The Lord never permits man to remain in error because of the disguise assumed by His ministering spirits in any of their apparitions. Sooner or later the truth about them will be made manifest. For several weeks in succession, the Archangel Raphael had been acting under assumed human form and human name. Now that his mission has been happily completed, he begins to prepare his two friends, father and son, for a great surprise, the revelation of his real self. At the moment that they both humbly approach him offering one half of everything that had been brought home as payment for his service, young "Azarias" answers with a wonderful explanation of why God has so blessed them. He recalls to the mind of old Tobias all the good he did in his days, his charity, his mercy, his patience, his alms, and his tearful prayers. Thus he begins to reveal himself gradually in order not to frighten them with a sudden disclosure. The enumeration of all the good deeds and of secrets of conscience known only to God are the first step in this revelation; the second is the statement: "Now the Lord hath sent me to heal thee, and to deliver Sara thy son's wife from the devil." The third and final step was liable to trouble and frighten them, hence he begins with comforting and reassuring words: "Peace be to you; fear not." As he said this, both father and son fell upon the ground on their faces, for suddenly the human form of Azarias was transfigured into that of an Archangel of light and beauty, and the final revelation came: "I am the Angel Raphael, one of the seven, who stand before the Lord . . . when I was with you I was there by the will of God: bless ye him, and sing praises to him." This is the only reward that he will accept, but none of the material things, money and cattle and clothes offered him generously by his good friends. Yet, these could still entertain some doubts, because they had seen him eat and drink like any other human being, and Angels do not eat and drink as men do. To this secret doubt he answers with saying: "I seemed indeed to eat and to drink with you, but I use an invisible meat and drink, which cannot be seen by men." Now that his work has been done, and that they know that God has sent His Angel to fill them with blessings, it is time for him to return to Heaven: "It is time therefore that I return to him that sent me; but bless ye God, and publish all his wonderful works." Here the Archangel returned to his invisible form, and from the company of men returned to that of the Angels.
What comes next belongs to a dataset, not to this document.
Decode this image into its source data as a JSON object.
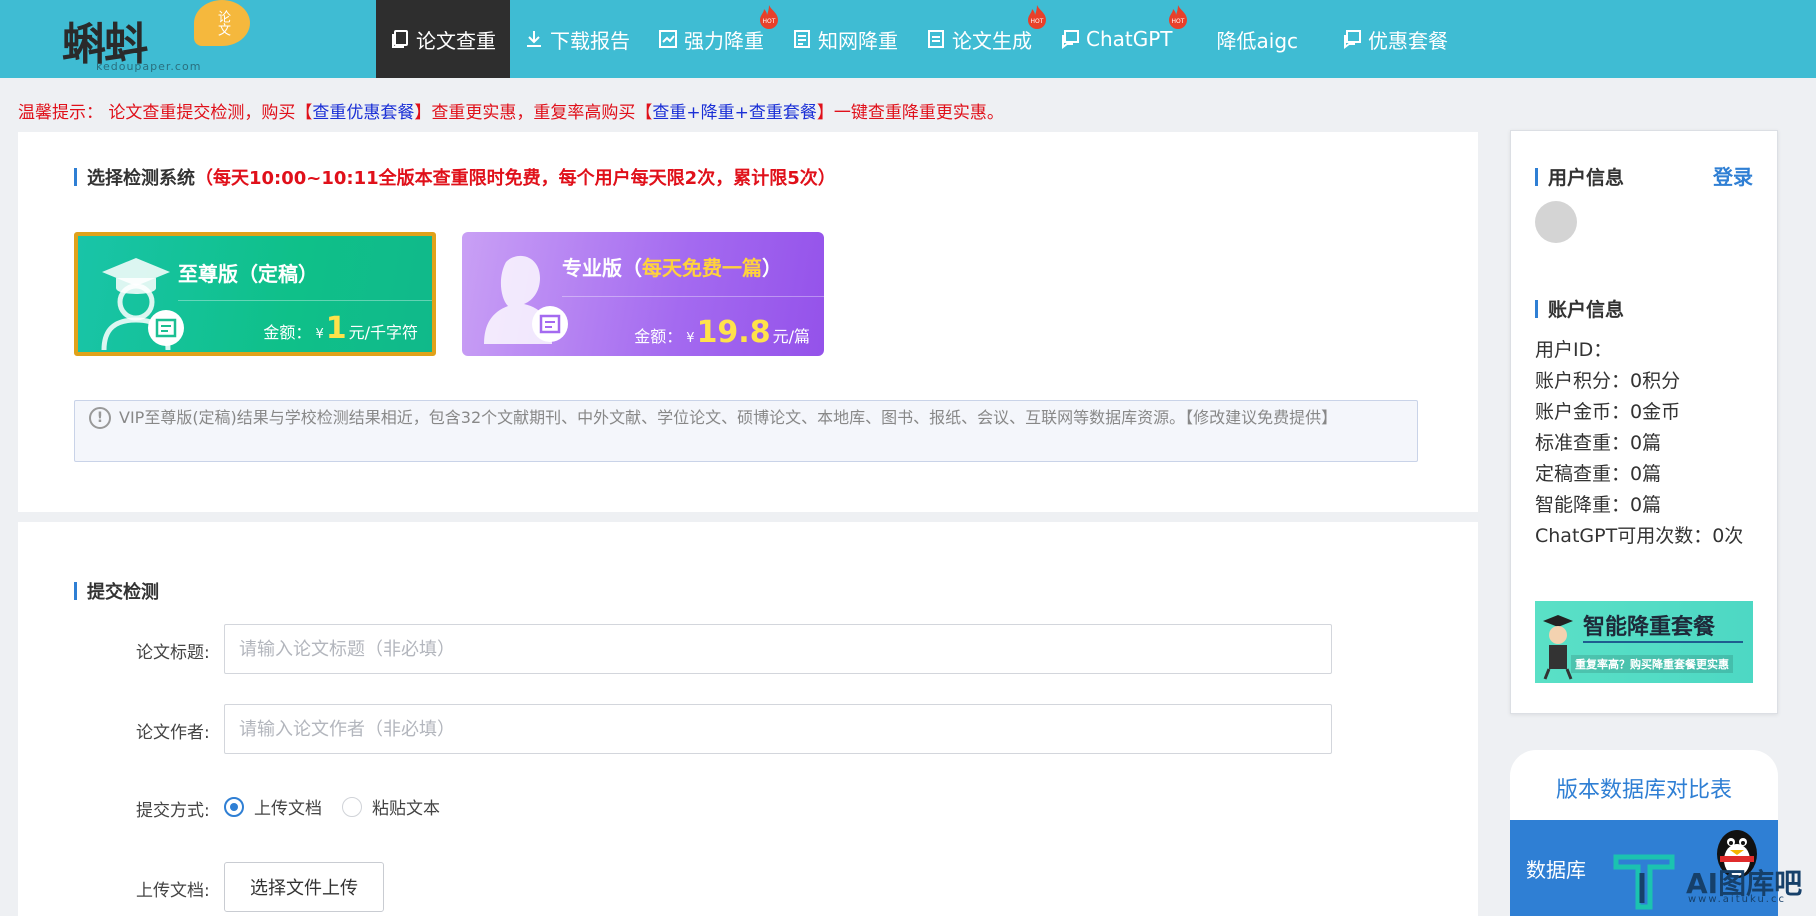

Raphael, the Divine healer, seems to have been at work at Jerusalem, in the days of Christ our Lord, in the pool called Bethsaida by the Sheepgate. In the five porticoes surrounding that pool there was a multitude of sick people, waiting for the action of the Angel upon the water of the pool, an action which cured immediately any person who first descended into the pool: "An Angel of the Lord used to come down at certain times into the pool and the water was moved. And he that went down first into the pool after the motion of the water, was cured of whatever infirmity he had."
The health-giving ministry of Saint Raphael may still be seen in the miraculous cures that have taken place up to our own times in many of the sacred Shrines throughout the Christian world.